:: What is required ::
Show every line from the data below that includes "Movimenti".
══════
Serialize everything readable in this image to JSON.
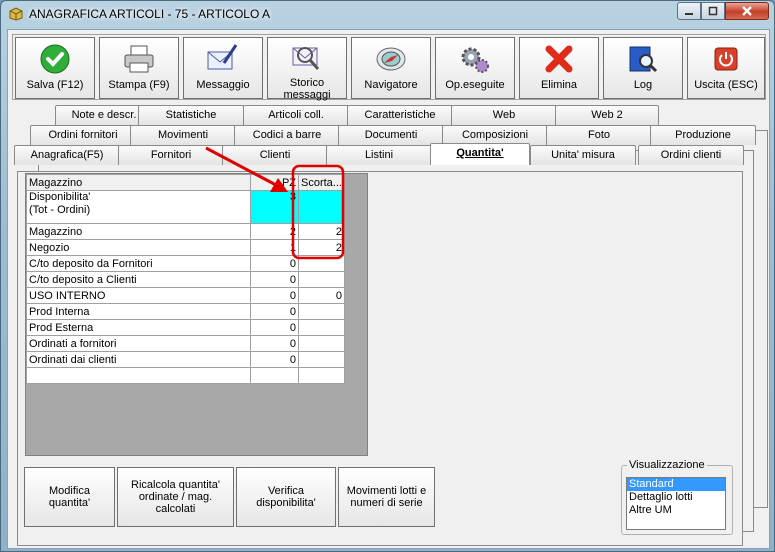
{
  "window": {
    "title": "ANAGRAFICA ARTICOLI - 75 - ARTICOLO A"
  },
  "toolbar": [
    {
      "label": "Salva (F12)",
      "icon": "checkmark-icon"
    },
    {
      "label": "Stampa (F9)",
      "icon": "printer-icon"
    },
    {
      "label": "Messaggio",
      "icon": "envelope-pen-icon"
    },
    {
      "label": "Storico\nmessaggi",
      "icon": "envelope-search-icon"
    },
    {
      "label": "Navigatore",
      "icon": "compass-icon"
    },
    {
      "label": "Op.eseguite",
      "icon": "gears-icon"
    },
    {
      "label": "Elimina",
      "icon": "red-x-icon"
    },
    {
      "label": "Log",
      "icon": "book-search-icon"
    },
    {
      "label": "Uscita (ESC)",
      "icon": "power-icon"
    }
  ],
  "tabs": {
    "row1": [
      "Note e descr.",
      "Statistiche",
      "Articoli coll.",
      "Caratteristiche",
      "Web",
      "Web 2"
    ],
    "row2": [
      "Ordini fornitori",
      "Movimenti",
      "Codici a barre",
      "Documenti",
      "Composizioni",
      "Foto",
      "Produzione"
    ],
    "row3": [
      "Anagrafica(F5)",
      "Fornitori",
      "Clienti",
      "Listini",
      "Quantita'",
      "Unita' misura",
      "Ordini clienti"
    ],
    "active": "Quantita'"
  },
  "grid": {
    "headers": [
      "Magazzino",
      "PZ",
      "Scorta..."
    ],
    "rows": [
      {
        "label": "Disponibilita'\n(Tot - Ordini)",
        "pz": "3",
        "scorta": ""
      },
      {
        "label": "Magazzino",
        "pz": "2",
        "scorta": "2"
      },
      {
        "label": "Negozio",
        "pz": "1",
        "scorta": "2"
      },
      {
        "label": "C/to deposito da Fornitori",
        "pz": "0",
        "scorta": ""
      },
      {
        "label": "C/to deposito a Clienti",
        "pz": "0",
        "scorta": ""
      },
      {
        "label": "USO INTERNO",
        "pz": "0",
        "scorta": "0"
      },
      {
        "label": "Prod Interna",
        "pz": "0",
        "scorta": ""
      },
      {
        "label": "Prod Esterna",
        "pz": "0",
        "scorta": ""
      },
      {
        "label": "Ordinati a fornitori",
        "pz": "0",
        "scorta": ""
      },
      {
        "label": "Ordinati dai clienti",
        "pz": "0",
        "scorta": ""
      },
      {
        "label": "",
        "pz": "",
        "scorta": ""
      }
    ]
  },
  "actions": [
    "Modifica\nquantita'",
    "Ricalcola quantita'\nordinate / mag.\ncalcolati",
    "Verifica\ndisponibilita'",
    "Movimenti lotti e\nnumeri di serie"
  ],
  "visualizzazione": {
    "title": "Visualizzazione",
    "options": [
      "Standard",
      "Dettaglio lotti",
      "Altre UM"
    ],
    "selected": "Standard"
  },
  "colors": {
    "highlight_cell": "#00ffff",
    "annotation": "#e00000",
    "selection": "#3399ff"
  }
}
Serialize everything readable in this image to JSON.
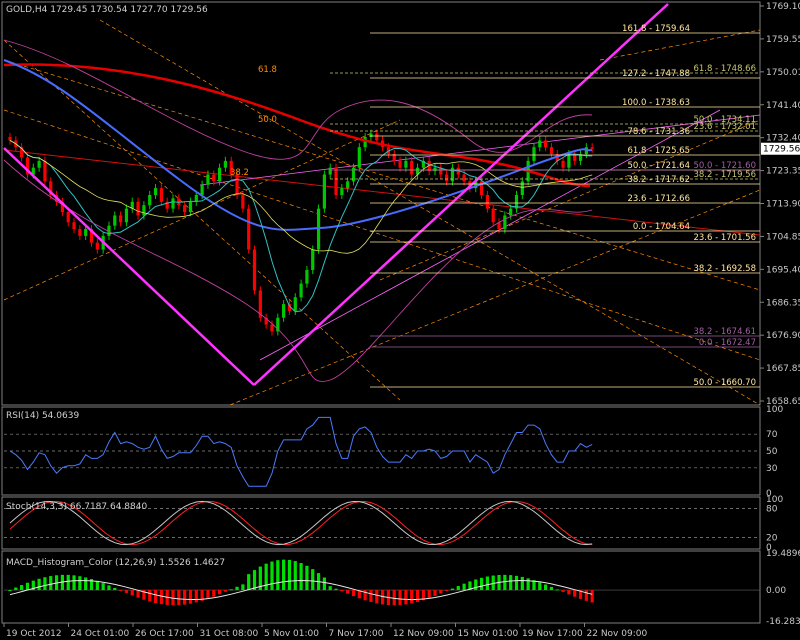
{
  "window": {
    "header_text": "GOLD,H4  1729.45 1730.54 1727.70 1729.56"
  },
  "colors": {
    "background": "#000000",
    "bull_candle": "#00c800",
    "bear_candle": "#ff0000",
    "ma_red": "#e60000",
    "ma_blue": "#4a6bff",
    "bollinger": "#c040a0",
    "trend_magenta": "#ff33ff",
    "fib_orange": "#ff8c00",
    "fib_cream": "#ffe6a0",
    "fib_olive": "#c8c870",
    "fib_purple": "#a060a0",
    "rsi_line": "#4a7bff",
    "stoch_main": "#c8c8c8",
    "stoch_signal": "#ff2020",
    "macd_pos": "#00e000",
    "macd_neg": "#ff0000",
    "macd_signal": "#e8e8e8",
    "current_price_tag_bg": "#ffffff"
  },
  "main_axis": {
    "ticks": [
      "1769.10",
      "1759.55",
      "1750.01",
      "1741.40",
      "1732.40",
      "1723.35",
      "1713.90",
      "1704.85",
      "1695.40",
      "1686.35",
      "1676.90",
      "1667.85",
      "1658.65"
    ],
    "current_price": "1729.56"
  },
  "fib_labels": [
    {
      "text": "161.8 - 1759.64",
      "color": "#ffe6a0"
    },
    {
      "text": "127.2 - 1747.88",
      "color": "#ffe6a0"
    },
    {
      "text": "61.8 - 1748.66",
      "color": "#c8c870"
    },
    {
      "text": "100.0 - 1738.63",
      "color": "#ffe6a0"
    },
    {
      "text": "50.0 - 1734.11",
      "color": "#c8c870"
    },
    {
      "text": "78.6 - 1731.36",
      "color": "#ffe6a0"
    },
    {
      "text": "23.6 - 1732.01",
      "color": "#c8c870"
    },
    {
      "text": "61.8 - 1725.65",
      "color": "#ffe6a0"
    },
    {
      "text": "50.0 - 1721.64",
      "color": "#ffe6a0"
    },
    {
      "text": "50.0 - 1721.60",
      "color": "#a060a0"
    },
    {
      "text": "38.2 - 1717.62",
      "color": "#ffe6a0"
    },
    {
      "text": "38.2 - 1719.56",
      "color": "#c8c870"
    },
    {
      "text": "23.6 - 1712.66",
      "color": "#ffe6a0"
    },
    {
      "text": "0.0 - 1704.64",
      "color": "#ffe6a0"
    },
    {
      "text": "23.6 - 1701.56",
      "color": "#ffe6a0"
    },
    {
      "text": "38.2 - 1692.58",
      "color": "#ffe6a0"
    },
    {
      "text": "38.2 - 1674.61",
      "color": "#a060a0"
    },
    {
      "text": "0.0 - 1672.47",
      "color": "#a060a0"
    },
    {
      "text": "50.0 - 1660.70",
      "color": "#ffe6a0"
    }
  ],
  "fib_mid_labels": [
    "61.8",
    "50.0",
    "38.2"
  ],
  "rsi": {
    "title": "RSI(14) 54.0639",
    "ticks": [
      "100",
      "70",
      "50",
      "30",
      "0"
    ]
  },
  "stoch": {
    "title": "Stoch(14,3,3) 66.7187 64.8840",
    "ticks": [
      "100",
      "80",
      "20",
      "0"
    ]
  },
  "macd": {
    "title": "MACD_Histogram_Color (12,26,9)  1.5526 1.4627",
    "ticks": [
      "19.4896",
      "0.00",
      "-16.283"
    ]
  },
  "time_axis": [
    "19 Oct 2012",
    "24 Oct 01:00",
    "26 Oct 17:00",
    "31 Oct 08:00",
    "5 Nov 01:00",
    "7 Nov 17:00",
    "12 Nov 09:00",
    "15 Nov 01:00",
    "19 Nov 17:00",
    "22 Nov 09:00"
  ],
  "chart_data": {
    "type": "candlestick",
    "symbol": "GOLD",
    "timeframe": "H4",
    "ylim": [
      1655,
      1772
    ],
    "closes": [
      1732,
      1730,
      1727,
      1722,
      1724,
      1726,
      1720,
      1716,
      1714,
      1711,
      1708,
      1706,
      1704,
      1706,
      1702,
      1700,
      1704,
      1707,
      1710,
      1708,
      1712,
      1714,
      1710,
      1713,
      1716,
      1718,
      1714,
      1712,
      1715,
      1713,
      1711,
      1714,
      1716,
      1719,
      1722,
      1720,
      1724,
      1726,
      1722,
      1716,
      1712,
      1700,
      1688,
      1680,
      1678,
      1676,
      1680,
      1684,
      1682,
      1686,
      1690,
      1694,
      1700,
      1712,
      1722,
      1724,
      1716,
      1718,
      1720,
      1724,
      1730,
      1733,
      1734,
      1732,
      1730,
      1728,
      1726,
      1724,
      1726,
      1722,
      1724,
      1726,
      1723,
      1724,
      1722,
      1720,
      1724,
      1722,
      1720,
      1718,
      1720,
      1716,
      1712,
      1708,
      1706,
      1710,
      1712,
      1716,
      1720,
      1726,
      1730,
      1732,
      1730,
      1728,
      1726,
      1724,
      1728,
      1726,
      1728,
      1730,
      1729.56
    ]
  }
}
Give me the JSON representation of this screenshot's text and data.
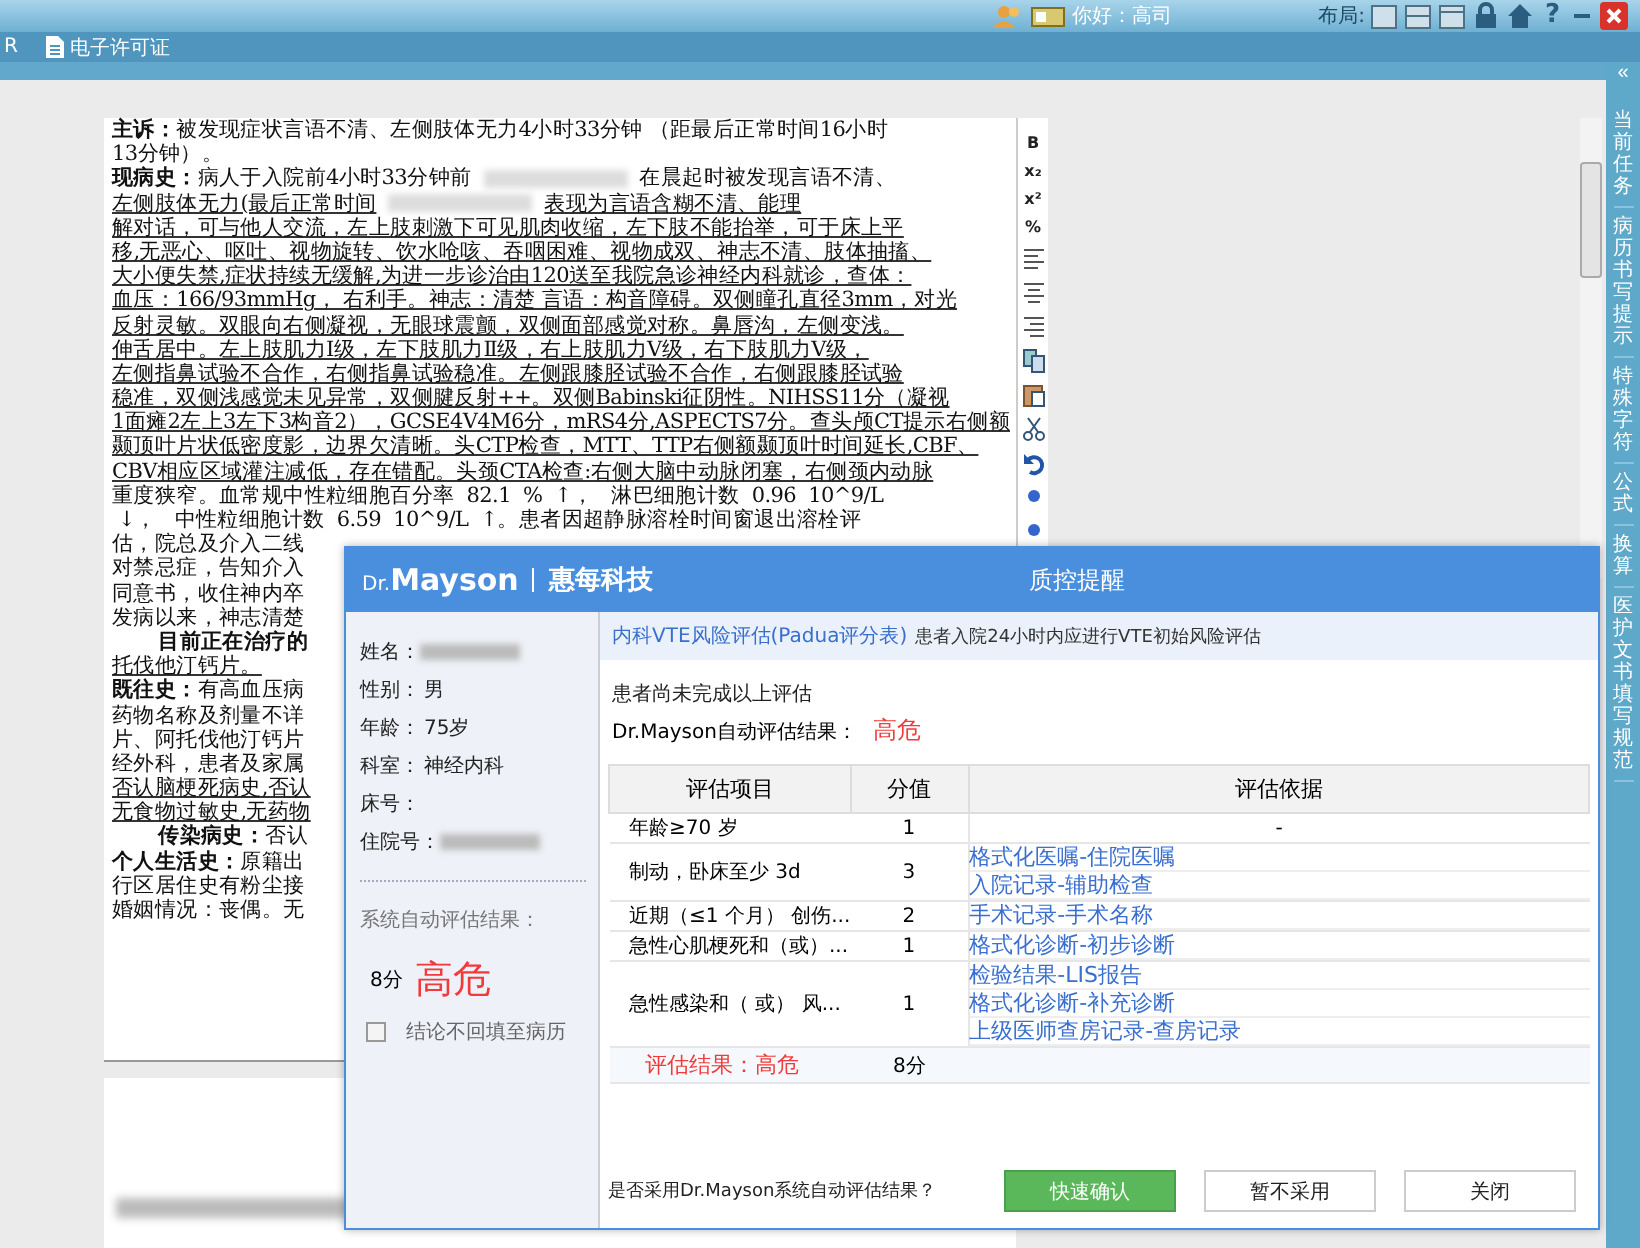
{
  "top_bar": {
    "greeting": "你好：高司",
    "layout_label": "布局:",
    "help": "?"
  },
  "menu_bar": {
    "items": [
      {
        "label": "R",
        "kind": "plain"
      },
      {
        "label": "电子许可证",
        "kind": "document"
      }
    ]
  },
  "document": {
    "toolbar": [
      "B",
      "x₂",
      "x²",
      "%"
    ],
    "lines": [
      {
        "text": "**主诉：**被发现症状言语不清、左侧肢体无力4小时33分钟 （距最后正常时间16小时",
        "underlined": false
      },
      {
        "text": "13分钟）。",
        "underlined": false
      },
      {
        "text": "**现病史：**病人于入院前4小时33分钟前",
        "redacted": true,
        "rest": "在晨起时被发现言语不清、",
        "underlined": false
      },
      {
        "text": "左侧肢体无力(最后正常时间",
        "redacted": true,
        "rest": "表现为言语含糊不清、能理",
        "underlined": true
      },
      {
        "text": "解对话，可与他人交流，左上肢刺激下可见肌肉收缩，左下肢不能抬举，可于床上平",
        "underlined": true
      },
      {
        "text": "移,无恶心、呕吐、视物旋转、饮水呛咳、吞咽困难、视物成双、神志不清、肢体抽搐、",
        "underlined": true
      },
      {
        "text": "大小便失禁,症状持续无缓解,为进一步诊治由120送至我院急诊神经内科就诊，查体：",
        "underlined": true
      },
      {
        "text": "血压：166/93mmHg， 右利手。神志：清楚 言语：构音障碍。双侧瞳孔直径3mm，对光",
        "underlined": true
      },
      {
        "text": "反射灵敏。双眼向右侧凝视，无眼球震颤，双侧面部感觉对称。鼻唇沟，左侧变浅。",
        "underlined": true
      },
      {
        "text": "伸舌居中。左上肢肌力Ⅰ级，左下肢肌力Ⅱ级，右上肢肌力Ⅴ级，右下肢肌力Ⅴ级，",
        "underlined": true
      },
      {
        "text": "左侧指鼻试验不合作，右侧指鼻试验稳准。左侧跟膝胫试验不合作，右侧跟膝胫试验",
        "underlined": true
      },
      {
        "text": "稳准，双侧浅感觉未见异常，双侧腱反射++。双侧Babinski征阴性。NIHSS11分（凝视",
        "underlined": true
      },
      {
        "text": "1面瘫2左上3左下3构音2），GCSE4V4M6分，mRS4分,ASPECTS7分。查头颅CT提示右侧额",
        "underlined": true
      },
      {
        "text": "颞顶叶片状低密度影，边界欠清晰。头CTP检查，MTT、TTP右侧额颞顶叶时间延长,CBF、",
        "underlined": true
      },
      {
        "text": "CBV相应区域灌注减低，存在错配。头颈CTA检查:右侧大脑中动脉闭塞，右侧颈内动脉",
        "underlined": true
      },
      {
        "text": "重度狭窄。血常规中性粒细胞百分率  82.1  %  ↑，   淋巴细胞计数  0.96  10^9/L",
        "underlined": false
      },
      {
        "text": " ↓，   中性粒细胞计数  6.59  10^9/L  ↑。患者因超静脉溶栓时间窗退出溶栓评",
        "underlined": false
      },
      {
        "text": "估，院总及介入二线",
        "underlined": false
      },
      {
        "text": "对禁忌症，告知介入",
        "underlined": false
      },
      {
        "text": "同意书，收住神内卒",
        "underlined": false
      },
      {
        "text": "发病以来，神志清楚",
        "underlined": false
      },
      {
        "text": "**目前正在治疗的**",
        "underlined": false,
        "indent": true
      },
      {
        "text": "托伐他汀钙片。",
        "underlined": true
      },
      {
        "text": "**既往史：**有高血压病",
        "underlined": false
      },
      {
        "text": "药物名称及剂量不详",
        "underlined": false
      },
      {
        "text": "片、阿托伐他汀钙片",
        "underlined": false
      },
      {
        "text": "经外科，患者及家属",
        "underlined": false
      },
      {
        "text": "否认脑梗死病史,否认",
        "underlined": true
      },
      {
        "text": "无食物过敏史,无药物",
        "underlined": true
      },
      {
        "text": "**传染病史：**否认",
        "underlined": false,
        "indent": true
      },
      {
        "text": "**个人生活史：**原籍出",
        "underlined": false
      },
      {
        "text": "行区居住史有粉尘接",
        "underlined": false
      },
      {
        "text": "婚姻情况：丧偶。无",
        "underlined": false
      }
    ]
  },
  "sidebar": {
    "collapse": "«",
    "tabs": [
      "当前任务",
      "病历书写提示",
      "特殊字符",
      "公式",
      "换算",
      "医护文书填写规范"
    ]
  },
  "dialog": {
    "brand_prefix": "Dr.",
    "brand": "Mayson",
    "company": "惠每科技",
    "title": "质控提醒",
    "patient": [
      {
        "label": "姓名：",
        "redacted": true
      },
      {
        "label": "性别：",
        "value": "男"
      },
      {
        "label": "年龄：",
        "value": "75岁"
      },
      {
        "label": "科室：",
        "value": "神经内科"
      },
      {
        "label": "床号："
      },
      {
        "label": "住院号：",
        "redacted": true
      }
    ],
    "system_result_label": "系统自动评估结果：",
    "system_score": "8分",
    "system_level": "高危",
    "writeback": {
      "label": "结论不回填至病历",
      "checked": false
    },
    "assessment": {
      "name": "内科VTE风险评估(Padua评分表)",
      "hint": "患者入院24小时内应进行VTE初始风险评估"
    },
    "status": "患者尚未完成以上评估",
    "auto_label": "Dr.Mayson自动评估结果：",
    "auto_level": "高危",
    "table": {
      "columns": [
        "评估项目",
        "分值",
        "评估依据"
      ],
      "rows": [
        {
          "item": "年龄≥70 岁",
          "score": "1",
          "basis": [
            {
              "text": "-",
              "kind": "plain"
            }
          ]
        },
        {
          "item": "制动，卧床至少 3d",
          "score": "3",
          "basis": [
            {
              "text": "格式化医嘱-住院医嘱",
              "kind": "link"
            },
            {
              "text": "入院记录-辅助检查",
              "kind": "link"
            }
          ]
        },
        {
          "item": "近期（≤1 个月） 创伤...",
          "score": "2",
          "basis": [
            {
              "text": "手术记录-手术名称",
              "kind": "link"
            }
          ]
        },
        {
          "item": "急性心肌梗死和（或）...",
          "score": "1",
          "basis": [
            {
              "text": "格式化诊断-初步诊断",
              "kind": "link"
            }
          ]
        },
        {
          "item": "急性感染和（ 或） 风...",
          "score": "1",
          "basis": [
            {
              "text": "检验结果-LIS报告",
              "kind": "link"
            },
            {
              "text": "格式化诊断-补充诊断",
              "kind": "link"
            },
            {
              "text": "上级医师查房记录-查房记录",
              "kind": "link"
            }
          ]
        }
      ]
    },
    "result_label": "评估结果：高危",
    "result_score": "8分",
    "question": "是否采用Dr.Mayson系统自动评估结果？",
    "buttons": [
      {
        "label": "快速确认",
        "kind": "primary"
      },
      {
        "label": "暂不采用",
        "kind": "default"
      },
      {
        "label": "关闭",
        "kind": "default"
      }
    ]
  }
}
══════
:: Answer to this task ::
      "Movimenti",
    "Movimenti lotti e\nnumeri di serie"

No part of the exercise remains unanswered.